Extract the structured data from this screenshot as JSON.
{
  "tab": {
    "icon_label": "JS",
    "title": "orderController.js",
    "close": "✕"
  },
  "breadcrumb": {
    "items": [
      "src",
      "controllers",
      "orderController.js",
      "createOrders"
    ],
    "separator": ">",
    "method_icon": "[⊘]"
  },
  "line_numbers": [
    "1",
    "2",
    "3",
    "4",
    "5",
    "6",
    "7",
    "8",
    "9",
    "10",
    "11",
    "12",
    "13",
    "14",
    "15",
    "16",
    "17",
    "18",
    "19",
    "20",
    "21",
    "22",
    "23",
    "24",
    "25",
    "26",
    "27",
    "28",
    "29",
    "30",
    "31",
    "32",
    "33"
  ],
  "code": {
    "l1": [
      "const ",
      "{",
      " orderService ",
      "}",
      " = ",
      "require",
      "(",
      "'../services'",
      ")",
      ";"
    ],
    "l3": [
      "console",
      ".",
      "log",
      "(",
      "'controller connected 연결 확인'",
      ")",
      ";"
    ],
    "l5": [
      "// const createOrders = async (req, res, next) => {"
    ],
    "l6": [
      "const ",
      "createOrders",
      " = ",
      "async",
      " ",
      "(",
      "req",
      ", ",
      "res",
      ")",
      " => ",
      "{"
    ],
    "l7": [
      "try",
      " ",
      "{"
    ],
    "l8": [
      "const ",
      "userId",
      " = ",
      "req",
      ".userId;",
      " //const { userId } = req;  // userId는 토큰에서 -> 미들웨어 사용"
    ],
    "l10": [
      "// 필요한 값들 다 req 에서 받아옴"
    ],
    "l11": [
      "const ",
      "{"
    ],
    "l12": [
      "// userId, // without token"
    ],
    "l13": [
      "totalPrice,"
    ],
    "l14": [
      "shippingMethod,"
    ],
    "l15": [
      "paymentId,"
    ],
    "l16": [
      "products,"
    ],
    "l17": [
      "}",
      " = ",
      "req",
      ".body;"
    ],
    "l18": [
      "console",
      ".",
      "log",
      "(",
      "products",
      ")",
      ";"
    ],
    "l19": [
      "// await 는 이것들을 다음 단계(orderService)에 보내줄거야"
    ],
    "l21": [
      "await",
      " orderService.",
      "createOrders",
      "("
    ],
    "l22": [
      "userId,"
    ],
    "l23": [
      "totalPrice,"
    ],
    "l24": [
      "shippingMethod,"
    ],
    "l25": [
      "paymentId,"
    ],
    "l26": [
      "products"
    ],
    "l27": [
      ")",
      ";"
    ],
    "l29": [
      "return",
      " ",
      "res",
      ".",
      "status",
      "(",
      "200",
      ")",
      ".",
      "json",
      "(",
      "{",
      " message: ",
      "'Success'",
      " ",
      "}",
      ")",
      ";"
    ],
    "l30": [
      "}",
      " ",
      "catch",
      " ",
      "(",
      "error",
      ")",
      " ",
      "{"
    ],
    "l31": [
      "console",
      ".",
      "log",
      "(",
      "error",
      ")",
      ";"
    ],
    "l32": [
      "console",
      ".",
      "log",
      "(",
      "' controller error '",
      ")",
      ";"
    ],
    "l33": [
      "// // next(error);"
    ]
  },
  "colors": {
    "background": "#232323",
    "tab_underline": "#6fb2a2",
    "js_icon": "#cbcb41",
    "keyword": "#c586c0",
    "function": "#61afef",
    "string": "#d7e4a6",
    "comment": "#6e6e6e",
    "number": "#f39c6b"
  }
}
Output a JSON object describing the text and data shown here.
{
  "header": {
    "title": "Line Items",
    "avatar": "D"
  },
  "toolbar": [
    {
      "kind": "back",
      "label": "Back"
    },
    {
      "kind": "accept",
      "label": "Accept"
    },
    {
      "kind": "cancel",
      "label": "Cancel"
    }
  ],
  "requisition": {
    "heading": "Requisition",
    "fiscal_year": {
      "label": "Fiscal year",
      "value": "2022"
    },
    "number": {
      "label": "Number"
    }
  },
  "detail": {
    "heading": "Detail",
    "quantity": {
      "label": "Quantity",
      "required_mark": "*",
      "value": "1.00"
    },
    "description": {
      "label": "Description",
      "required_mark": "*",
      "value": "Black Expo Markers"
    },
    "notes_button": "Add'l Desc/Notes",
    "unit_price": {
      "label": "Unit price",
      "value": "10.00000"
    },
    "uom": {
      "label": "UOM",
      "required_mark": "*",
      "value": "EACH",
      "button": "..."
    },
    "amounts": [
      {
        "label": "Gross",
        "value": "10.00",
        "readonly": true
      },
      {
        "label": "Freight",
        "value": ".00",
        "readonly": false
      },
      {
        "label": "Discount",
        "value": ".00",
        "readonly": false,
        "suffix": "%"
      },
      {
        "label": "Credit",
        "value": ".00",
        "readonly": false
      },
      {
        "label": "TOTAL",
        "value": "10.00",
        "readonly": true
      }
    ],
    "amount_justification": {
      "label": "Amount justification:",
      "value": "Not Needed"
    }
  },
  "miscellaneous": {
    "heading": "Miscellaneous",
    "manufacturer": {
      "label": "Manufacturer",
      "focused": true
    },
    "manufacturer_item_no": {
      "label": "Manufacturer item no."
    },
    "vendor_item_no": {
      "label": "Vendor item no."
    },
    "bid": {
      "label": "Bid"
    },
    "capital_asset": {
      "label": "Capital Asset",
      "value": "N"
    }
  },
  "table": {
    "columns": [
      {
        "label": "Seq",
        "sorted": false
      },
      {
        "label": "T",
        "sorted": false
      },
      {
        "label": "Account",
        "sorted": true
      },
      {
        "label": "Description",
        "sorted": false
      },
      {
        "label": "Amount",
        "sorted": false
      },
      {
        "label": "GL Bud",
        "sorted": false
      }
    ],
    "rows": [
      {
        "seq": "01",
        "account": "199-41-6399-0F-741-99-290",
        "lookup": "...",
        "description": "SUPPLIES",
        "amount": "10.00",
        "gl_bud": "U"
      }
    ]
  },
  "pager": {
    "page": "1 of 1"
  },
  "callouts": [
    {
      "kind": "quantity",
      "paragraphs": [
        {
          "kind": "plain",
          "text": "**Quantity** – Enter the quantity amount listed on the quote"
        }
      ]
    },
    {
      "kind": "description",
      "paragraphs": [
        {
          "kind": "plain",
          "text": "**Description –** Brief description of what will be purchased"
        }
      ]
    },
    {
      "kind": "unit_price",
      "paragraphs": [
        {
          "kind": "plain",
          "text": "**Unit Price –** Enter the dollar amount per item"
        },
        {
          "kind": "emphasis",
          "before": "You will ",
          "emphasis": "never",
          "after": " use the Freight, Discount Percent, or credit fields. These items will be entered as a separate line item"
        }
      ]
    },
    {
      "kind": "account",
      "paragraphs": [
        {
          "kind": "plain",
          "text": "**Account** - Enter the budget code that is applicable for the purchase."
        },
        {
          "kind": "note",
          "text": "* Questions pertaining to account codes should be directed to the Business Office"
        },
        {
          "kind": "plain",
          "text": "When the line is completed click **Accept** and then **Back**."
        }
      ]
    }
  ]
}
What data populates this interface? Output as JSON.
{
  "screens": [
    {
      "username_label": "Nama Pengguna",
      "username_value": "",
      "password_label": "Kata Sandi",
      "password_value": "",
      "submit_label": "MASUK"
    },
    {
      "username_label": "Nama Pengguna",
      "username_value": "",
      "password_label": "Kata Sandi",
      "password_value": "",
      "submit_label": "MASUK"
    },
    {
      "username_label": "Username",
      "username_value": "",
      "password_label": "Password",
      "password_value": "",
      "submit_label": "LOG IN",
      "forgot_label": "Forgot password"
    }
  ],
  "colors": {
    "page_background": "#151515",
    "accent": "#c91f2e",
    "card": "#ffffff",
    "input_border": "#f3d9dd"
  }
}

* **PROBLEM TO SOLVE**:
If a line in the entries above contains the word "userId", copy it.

* **ANSWER**:
      "userId",
      ".userId;",
      " //const { userId } = req;  // userId는 토큰에서 -> 미들웨어 사용"
      "// userId, // without token"
      "userId,"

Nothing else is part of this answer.